◆ Activity: Please return every line in the following data that includes the string "Revenue".

+++

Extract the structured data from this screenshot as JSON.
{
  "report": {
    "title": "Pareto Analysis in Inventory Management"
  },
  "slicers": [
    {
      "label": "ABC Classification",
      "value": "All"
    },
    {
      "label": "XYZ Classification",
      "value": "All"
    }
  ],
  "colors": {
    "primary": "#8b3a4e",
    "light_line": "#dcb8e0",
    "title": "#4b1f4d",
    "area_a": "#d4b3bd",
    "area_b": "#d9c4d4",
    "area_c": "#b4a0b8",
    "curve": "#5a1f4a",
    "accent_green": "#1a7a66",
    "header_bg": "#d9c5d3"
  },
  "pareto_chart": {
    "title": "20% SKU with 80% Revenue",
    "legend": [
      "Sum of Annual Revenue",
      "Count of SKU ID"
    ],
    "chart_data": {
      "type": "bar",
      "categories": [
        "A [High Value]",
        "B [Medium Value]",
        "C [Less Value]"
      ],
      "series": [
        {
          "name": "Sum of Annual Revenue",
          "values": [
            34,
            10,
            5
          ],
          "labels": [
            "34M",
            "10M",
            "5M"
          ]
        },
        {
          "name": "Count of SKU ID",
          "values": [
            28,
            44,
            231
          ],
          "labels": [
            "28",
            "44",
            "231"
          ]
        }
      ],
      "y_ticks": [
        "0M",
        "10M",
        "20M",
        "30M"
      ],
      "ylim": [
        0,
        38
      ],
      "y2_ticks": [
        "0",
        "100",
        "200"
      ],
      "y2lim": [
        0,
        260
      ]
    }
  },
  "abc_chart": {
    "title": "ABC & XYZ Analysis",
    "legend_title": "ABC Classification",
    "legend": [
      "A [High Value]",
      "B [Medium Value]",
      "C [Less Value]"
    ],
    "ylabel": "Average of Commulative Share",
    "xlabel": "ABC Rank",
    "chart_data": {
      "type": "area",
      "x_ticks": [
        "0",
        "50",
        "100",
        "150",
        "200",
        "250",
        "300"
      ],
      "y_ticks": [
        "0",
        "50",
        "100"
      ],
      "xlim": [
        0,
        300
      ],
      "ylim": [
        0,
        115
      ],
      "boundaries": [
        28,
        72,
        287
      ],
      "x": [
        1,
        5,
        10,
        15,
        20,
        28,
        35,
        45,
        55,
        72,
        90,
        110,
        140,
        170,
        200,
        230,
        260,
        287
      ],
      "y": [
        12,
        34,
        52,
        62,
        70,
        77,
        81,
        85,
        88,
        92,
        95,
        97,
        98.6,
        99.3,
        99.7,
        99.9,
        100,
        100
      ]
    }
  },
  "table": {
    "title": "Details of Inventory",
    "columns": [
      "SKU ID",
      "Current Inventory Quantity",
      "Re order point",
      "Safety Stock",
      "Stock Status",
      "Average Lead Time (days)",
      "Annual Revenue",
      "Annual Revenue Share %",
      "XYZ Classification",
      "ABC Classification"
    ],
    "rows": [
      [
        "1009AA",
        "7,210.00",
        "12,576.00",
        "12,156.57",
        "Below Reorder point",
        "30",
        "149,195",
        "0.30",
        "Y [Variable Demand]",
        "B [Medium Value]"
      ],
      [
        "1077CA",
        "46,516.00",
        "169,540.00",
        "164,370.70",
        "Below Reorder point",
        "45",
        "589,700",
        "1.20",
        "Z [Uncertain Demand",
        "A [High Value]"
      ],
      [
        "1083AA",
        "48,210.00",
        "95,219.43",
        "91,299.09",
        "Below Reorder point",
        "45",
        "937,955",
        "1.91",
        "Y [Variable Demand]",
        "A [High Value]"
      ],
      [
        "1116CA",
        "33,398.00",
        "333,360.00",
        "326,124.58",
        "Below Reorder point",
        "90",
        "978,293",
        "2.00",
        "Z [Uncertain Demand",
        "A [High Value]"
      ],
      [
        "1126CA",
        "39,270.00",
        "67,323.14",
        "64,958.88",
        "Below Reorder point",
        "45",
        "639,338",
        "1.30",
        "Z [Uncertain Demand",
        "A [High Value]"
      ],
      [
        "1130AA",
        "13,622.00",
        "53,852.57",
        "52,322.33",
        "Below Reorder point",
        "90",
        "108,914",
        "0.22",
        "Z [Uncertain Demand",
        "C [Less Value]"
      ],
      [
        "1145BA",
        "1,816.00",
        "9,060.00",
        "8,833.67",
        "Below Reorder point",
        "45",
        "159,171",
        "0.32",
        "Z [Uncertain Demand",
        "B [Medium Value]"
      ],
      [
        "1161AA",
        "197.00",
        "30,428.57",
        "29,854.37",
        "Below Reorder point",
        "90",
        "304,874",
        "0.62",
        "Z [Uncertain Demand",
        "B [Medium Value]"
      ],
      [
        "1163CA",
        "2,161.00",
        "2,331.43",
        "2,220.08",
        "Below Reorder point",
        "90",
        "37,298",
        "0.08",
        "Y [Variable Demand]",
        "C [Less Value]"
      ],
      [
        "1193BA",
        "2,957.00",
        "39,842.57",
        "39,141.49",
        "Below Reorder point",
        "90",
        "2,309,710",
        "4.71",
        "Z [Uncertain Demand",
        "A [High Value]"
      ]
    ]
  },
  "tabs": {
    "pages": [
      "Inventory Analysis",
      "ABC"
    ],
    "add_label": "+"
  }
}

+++

◆ Task solution:
    "title": "20% SKU with 80% Revenue",
      "Sum of Annual Revenue",
          "name": "Sum of Annual Revenue",
      "Annual Revenue",
      "Annual Revenue Share %",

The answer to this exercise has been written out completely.